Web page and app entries
· · · · ·

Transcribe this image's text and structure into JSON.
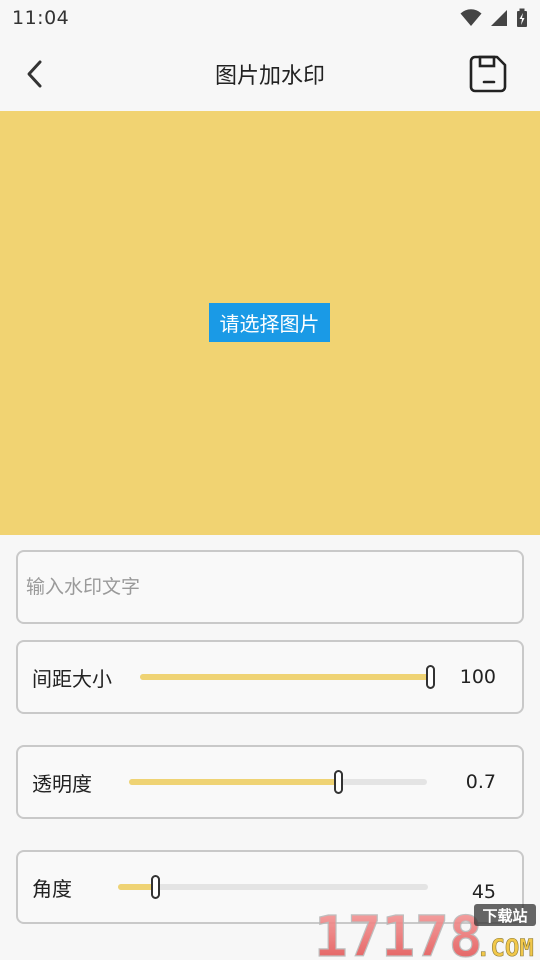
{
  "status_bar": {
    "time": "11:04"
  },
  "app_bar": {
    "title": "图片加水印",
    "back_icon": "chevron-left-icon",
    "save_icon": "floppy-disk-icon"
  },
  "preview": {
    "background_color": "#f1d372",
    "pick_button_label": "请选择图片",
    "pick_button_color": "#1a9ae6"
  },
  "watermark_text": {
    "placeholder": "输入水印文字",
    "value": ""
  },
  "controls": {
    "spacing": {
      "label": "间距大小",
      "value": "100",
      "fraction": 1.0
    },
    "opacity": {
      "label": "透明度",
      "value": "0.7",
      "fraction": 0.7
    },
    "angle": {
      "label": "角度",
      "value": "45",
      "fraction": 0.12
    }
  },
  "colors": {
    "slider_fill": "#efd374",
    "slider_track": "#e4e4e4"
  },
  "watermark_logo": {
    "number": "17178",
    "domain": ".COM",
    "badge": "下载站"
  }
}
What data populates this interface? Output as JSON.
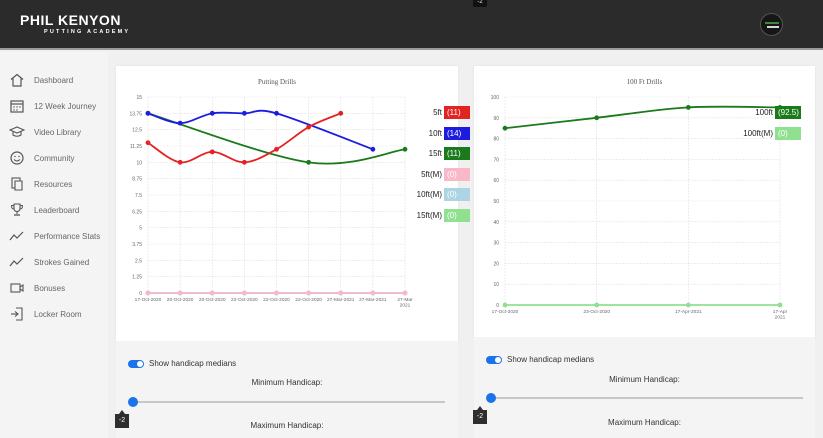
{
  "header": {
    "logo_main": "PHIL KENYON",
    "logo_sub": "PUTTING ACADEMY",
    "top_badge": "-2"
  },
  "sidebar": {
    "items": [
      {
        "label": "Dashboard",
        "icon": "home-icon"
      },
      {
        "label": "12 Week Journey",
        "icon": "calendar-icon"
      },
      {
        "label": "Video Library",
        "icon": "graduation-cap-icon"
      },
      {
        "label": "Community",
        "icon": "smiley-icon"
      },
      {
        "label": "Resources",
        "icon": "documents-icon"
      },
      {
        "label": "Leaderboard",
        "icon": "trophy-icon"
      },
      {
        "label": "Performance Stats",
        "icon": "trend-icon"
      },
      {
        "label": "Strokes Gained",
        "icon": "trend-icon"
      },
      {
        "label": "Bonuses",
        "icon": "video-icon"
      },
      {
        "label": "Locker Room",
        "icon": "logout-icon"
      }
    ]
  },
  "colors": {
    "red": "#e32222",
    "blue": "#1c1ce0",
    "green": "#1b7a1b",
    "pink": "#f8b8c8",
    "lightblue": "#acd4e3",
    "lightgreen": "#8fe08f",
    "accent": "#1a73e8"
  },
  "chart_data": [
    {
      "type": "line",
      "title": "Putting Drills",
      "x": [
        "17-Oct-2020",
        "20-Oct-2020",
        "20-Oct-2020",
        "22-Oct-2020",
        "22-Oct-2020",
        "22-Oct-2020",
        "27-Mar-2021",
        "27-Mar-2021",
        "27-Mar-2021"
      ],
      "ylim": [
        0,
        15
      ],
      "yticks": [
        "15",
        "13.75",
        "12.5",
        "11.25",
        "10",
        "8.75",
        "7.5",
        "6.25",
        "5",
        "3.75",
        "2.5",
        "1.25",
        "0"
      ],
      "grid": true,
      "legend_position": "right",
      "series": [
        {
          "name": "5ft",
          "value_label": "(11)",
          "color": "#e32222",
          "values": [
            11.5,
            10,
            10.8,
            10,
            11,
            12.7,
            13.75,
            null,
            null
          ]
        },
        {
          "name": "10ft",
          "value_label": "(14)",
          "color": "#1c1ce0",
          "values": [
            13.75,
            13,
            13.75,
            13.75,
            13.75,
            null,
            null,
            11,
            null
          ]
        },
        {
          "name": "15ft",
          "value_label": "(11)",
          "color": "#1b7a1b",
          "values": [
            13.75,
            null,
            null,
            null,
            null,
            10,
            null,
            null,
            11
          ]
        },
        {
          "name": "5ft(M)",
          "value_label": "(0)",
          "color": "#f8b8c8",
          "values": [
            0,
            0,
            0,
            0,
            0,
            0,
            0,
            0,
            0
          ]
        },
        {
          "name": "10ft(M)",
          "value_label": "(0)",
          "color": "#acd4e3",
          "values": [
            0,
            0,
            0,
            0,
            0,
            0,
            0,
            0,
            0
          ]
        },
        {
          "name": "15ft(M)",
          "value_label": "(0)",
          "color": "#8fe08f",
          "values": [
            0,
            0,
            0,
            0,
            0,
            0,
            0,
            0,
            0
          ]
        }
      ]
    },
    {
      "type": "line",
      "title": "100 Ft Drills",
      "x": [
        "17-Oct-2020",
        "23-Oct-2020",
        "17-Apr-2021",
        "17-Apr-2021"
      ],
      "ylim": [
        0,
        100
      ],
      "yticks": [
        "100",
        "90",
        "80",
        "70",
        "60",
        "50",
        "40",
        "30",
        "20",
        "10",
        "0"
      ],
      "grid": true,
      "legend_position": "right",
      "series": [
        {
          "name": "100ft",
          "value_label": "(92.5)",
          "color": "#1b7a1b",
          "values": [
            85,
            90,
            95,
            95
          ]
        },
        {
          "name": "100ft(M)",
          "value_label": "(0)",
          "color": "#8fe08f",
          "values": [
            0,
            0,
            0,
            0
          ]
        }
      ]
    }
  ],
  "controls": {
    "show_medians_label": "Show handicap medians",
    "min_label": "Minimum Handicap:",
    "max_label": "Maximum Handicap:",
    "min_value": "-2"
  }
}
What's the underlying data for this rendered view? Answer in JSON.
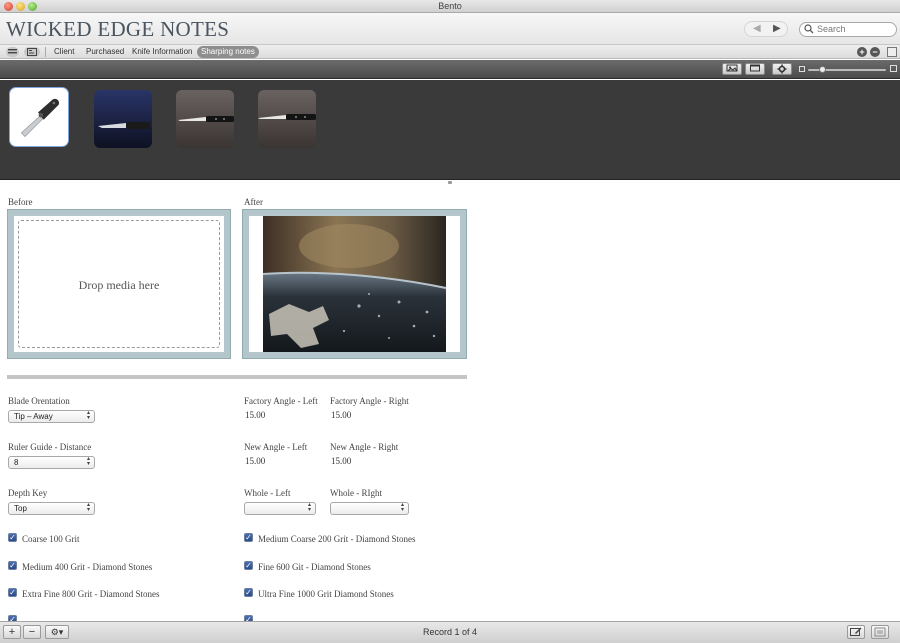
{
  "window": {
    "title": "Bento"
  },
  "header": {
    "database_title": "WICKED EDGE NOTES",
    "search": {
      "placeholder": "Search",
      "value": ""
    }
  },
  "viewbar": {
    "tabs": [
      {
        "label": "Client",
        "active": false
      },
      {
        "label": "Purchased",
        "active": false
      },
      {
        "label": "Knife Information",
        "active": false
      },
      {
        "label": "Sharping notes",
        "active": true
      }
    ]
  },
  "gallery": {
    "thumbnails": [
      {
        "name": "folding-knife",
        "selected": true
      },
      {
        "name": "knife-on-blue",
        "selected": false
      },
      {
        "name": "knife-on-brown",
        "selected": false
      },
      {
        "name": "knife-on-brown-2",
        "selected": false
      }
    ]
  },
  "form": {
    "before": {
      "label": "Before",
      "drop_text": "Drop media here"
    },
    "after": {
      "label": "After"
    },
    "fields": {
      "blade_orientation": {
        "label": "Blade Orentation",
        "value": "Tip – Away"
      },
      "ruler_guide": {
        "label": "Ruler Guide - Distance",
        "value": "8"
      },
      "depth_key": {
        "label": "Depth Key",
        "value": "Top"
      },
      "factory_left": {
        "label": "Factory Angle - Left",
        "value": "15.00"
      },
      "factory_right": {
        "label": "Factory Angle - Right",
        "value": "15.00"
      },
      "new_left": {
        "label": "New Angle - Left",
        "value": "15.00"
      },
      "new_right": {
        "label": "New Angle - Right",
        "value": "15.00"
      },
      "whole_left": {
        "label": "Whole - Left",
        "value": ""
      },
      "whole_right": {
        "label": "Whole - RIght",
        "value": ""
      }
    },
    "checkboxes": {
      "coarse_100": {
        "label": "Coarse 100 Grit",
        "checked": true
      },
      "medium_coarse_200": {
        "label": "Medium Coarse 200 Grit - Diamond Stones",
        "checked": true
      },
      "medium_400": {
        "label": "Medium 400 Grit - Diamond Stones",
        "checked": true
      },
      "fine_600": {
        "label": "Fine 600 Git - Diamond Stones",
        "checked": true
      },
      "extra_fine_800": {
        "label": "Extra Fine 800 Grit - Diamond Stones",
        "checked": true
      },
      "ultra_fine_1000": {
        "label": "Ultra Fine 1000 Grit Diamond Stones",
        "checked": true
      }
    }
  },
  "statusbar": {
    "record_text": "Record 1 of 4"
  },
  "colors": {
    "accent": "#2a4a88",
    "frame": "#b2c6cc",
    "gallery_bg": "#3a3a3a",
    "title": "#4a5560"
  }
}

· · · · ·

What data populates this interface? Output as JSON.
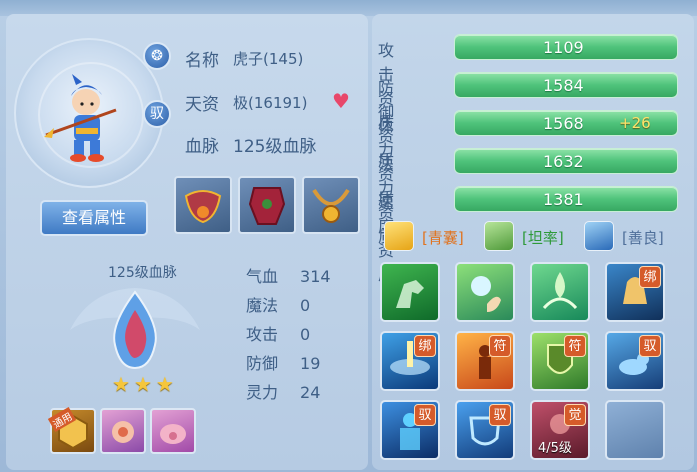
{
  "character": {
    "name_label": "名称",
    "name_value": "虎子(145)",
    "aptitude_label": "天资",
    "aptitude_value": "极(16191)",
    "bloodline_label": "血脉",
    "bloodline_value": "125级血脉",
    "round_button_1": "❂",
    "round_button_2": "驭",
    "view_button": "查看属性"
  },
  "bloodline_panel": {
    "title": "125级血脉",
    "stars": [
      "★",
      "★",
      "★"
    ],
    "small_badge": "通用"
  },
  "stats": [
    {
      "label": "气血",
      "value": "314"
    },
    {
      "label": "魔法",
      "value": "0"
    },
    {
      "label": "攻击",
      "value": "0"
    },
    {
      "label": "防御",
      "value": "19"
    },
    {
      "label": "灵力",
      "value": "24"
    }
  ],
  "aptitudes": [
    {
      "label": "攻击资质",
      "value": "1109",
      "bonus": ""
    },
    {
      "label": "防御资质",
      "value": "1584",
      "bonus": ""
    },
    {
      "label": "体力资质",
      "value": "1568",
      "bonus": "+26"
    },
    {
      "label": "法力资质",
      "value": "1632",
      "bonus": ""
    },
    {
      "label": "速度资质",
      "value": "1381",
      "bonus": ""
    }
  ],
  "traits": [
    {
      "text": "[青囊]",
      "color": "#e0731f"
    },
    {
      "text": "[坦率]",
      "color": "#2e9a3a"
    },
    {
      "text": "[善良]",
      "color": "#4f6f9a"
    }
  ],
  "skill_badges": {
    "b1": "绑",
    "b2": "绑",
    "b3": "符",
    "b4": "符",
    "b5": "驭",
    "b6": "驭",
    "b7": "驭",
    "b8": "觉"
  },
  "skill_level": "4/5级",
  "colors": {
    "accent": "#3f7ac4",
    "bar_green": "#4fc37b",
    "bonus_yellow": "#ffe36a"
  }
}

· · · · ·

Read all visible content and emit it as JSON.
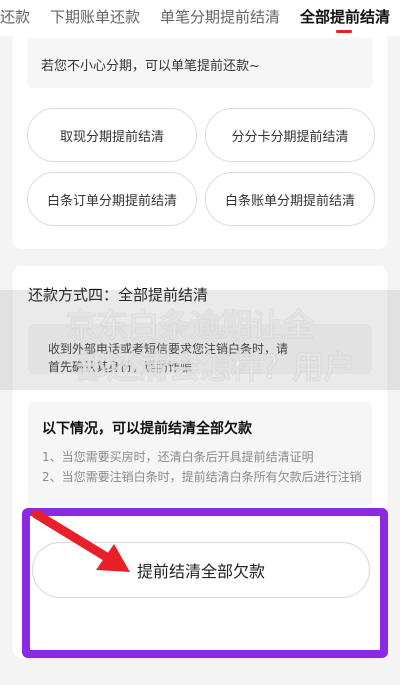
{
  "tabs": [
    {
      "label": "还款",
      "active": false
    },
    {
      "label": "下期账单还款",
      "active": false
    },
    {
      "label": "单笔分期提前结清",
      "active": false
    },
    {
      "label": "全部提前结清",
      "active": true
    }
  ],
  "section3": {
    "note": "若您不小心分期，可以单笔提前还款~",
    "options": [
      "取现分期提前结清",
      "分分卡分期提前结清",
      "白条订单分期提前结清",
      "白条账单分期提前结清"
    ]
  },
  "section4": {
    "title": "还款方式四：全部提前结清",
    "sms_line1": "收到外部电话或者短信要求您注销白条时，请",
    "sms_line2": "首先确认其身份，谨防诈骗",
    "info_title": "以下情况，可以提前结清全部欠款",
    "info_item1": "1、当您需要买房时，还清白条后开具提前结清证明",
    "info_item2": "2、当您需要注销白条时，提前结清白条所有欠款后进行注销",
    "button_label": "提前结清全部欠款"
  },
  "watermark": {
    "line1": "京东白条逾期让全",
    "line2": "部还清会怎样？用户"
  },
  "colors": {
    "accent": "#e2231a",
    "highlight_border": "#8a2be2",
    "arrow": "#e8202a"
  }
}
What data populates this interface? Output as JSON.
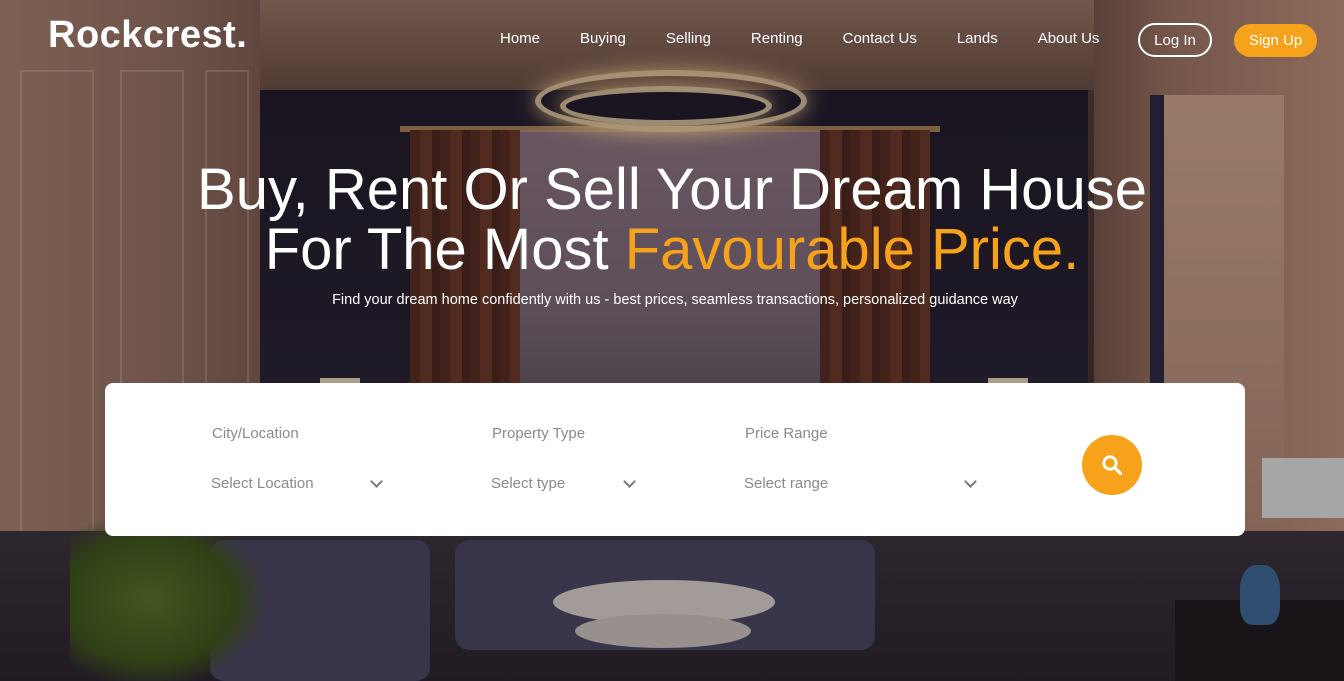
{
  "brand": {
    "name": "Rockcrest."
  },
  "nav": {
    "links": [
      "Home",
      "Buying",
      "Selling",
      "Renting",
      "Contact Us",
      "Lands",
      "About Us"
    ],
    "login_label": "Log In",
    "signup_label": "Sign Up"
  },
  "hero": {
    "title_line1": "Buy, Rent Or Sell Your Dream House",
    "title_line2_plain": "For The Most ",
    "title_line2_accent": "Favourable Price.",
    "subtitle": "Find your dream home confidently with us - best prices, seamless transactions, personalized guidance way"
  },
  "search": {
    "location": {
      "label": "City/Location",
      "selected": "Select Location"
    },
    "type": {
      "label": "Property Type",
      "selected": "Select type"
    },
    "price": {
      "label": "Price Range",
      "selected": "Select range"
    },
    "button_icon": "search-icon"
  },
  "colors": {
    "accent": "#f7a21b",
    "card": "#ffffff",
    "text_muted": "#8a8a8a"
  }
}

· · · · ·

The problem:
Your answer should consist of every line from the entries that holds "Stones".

Output of the task:
        "label": "Medium Coarse 200 Grit - Diamond Stones",
        "label": "Medium 400 Grit - Diamond Stones",
        "label": "Fine 600 Git - Diamond Stones",
        "label": "Extra Fine 800 Grit - Diamond Stones",
        "label": "Ultra Fine 1000 Grit Diamond Stones",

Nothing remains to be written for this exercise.